In May 2019, the median annual wages for pharmacists in the top industries in which they worked were as follows:

General merchandise stores $136,320
Food and beverage stores 132,750
Hospitals; state, local, and private 129,740
Pharmacies and drug stores 125,910

Most pharmacists work full time. Because many pharmacies are open at all hours, some pharmacists work nights and weekends.

Employment of pharmacists is projected to decline 3 percent from 2019 to 2029.

Many pharmacists work in retail pharmacies and drug stores, which are expected to lose jobs as more people fill their prescriptions via mail order and online. In addition, fewer of these workers are expected to be needed as pharmacy technicians increasingly perform tasks previously done by pharmacists, such as collecting patient information, preparing some types of medications, and verifying the work of other technicians.

However, demand is projected to increase for pharmacists in some healthcare settings, including hospitals and clinics. These facilities will need more pharmacists to oversee the medications given to patients and to provide patient care, doing tasks such as testing blood sugar or cholesterol.

Employment projections data for pharmacists, 2019-29
Occupational Title SOC Code Employment, 2019 Projected Employment, 2029 Change, 2019-29 Employment by Industry
Percent Numeric

SOURCE: U.S. Bureau of Labor Statistics, Employment Projections program

Pharmacists 29-1051 321,700 311,200 -3 -10,500 Get data



Area Universities/Colleges/Training Providers




Take the Texas Internship Challenge


Bureau of Labor Statistics, U.S. Department of Labor, Occupational Outlook Handbook, Pharmacists,
at https://www.bls.gov/ooh/healthcare/pharmacists.htm (visited February 18, 2021).


Written by Phillip

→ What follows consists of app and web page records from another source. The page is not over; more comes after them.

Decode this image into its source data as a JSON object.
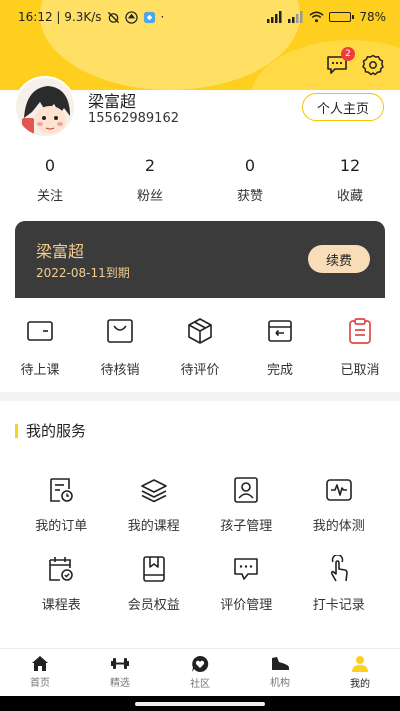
{
  "status_bar": {
    "time_speed": "16:12 | 9.3K/s",
    "battery": "78%",
    "battery_level": 0.78
  },
  "header": {
    "message_badge": "2"
  },
  "profile": {
    "name": "梁富超",
    "phone": "15562989162",
    "home_button": "个人主页"
  },
  "stats": [
    {
      "value": "0",
      "label": "关注"
    },
    {
      "value": "2",
      "label": "粉丝"
    },
    {
      "value": "0",
      "label": "获赞"
    },
    {
      "value": "12",
      "label": "收藏"
    }
  ],
  "vip": {
    "name": "梁富超",
    "expire": "2022-08-11到期",
    "renew": "续费"
  },
  "orders": [
    {
      "label": "待上课",
      "icon": "wallet-icon"
    },
    {
      "label": "待核销",
      "icon": "bag-icon"
    },
    {
      "label": "待评价",
      "icon": "box-icon"
    },
    {
      "label": "完成",
      "icon": "return-icon"
    },
    {
      "label": "已取消",
      "icon": "clipboard-icon"
    }
  ],
  "services_title": "我的服务",
  "services": [
    {
      "label": "我的订单",
      "icon": "order-clock-icon"
    },
    {
      "label": "我的课程",
      "icon": "layers-icon"
    },
    {
      "label": "孩子管理",
      "icon": "person-card-icon"
    },
    {
      "label": "我的体测",
      "icon": "pulse-icon"
    },
    {
      "label": "课程表",
      "icon": "calendar-check-icon"
    },
    {
      "label": "会员权益",
      "icon": "bookmark-box-icon"
    },
    {
      "label": "评价管理",
      "icon": "comment-icon"
    },
    {
      "label": "打卡记录",
      "icon": "tap-hand-icon"
    }
  ],
  "tabs": [
    {
      "label": "首页",
      "icon": "home-icon"
    },
    {
      "label": "精选",
      "icon": "dumbbell-icon"
    },
    {
      "label": "社区",
      "icon": "heart-bubble-icon"
    },
    {
      "label": "机构",
      "icon": "shoe-icon"
    },
    {
      "label": "我的",
      "icon": "user-icon"
    }
  ],
  "colors": {
    "brand_yellow": "#ffcf1f",
    "vip_card": "#3b3b3c",
    "vip_text": "#f4cd8e",
    "renew_button": "#f8ddb8",
    "badge_red": "#ef3b3b"
  }
}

  • © Copyright 2018 - 2022 Hometown Success Auxiliary aids and services are available upon request to individuals with disabilities. Equal Opportunity Employer/Program. Deaf, hard-of-hearing or speech impaired customers may contact: Relay Texas: 800-735-2989 (TDD) and 711 (Voice) Equal Opportunity is the Law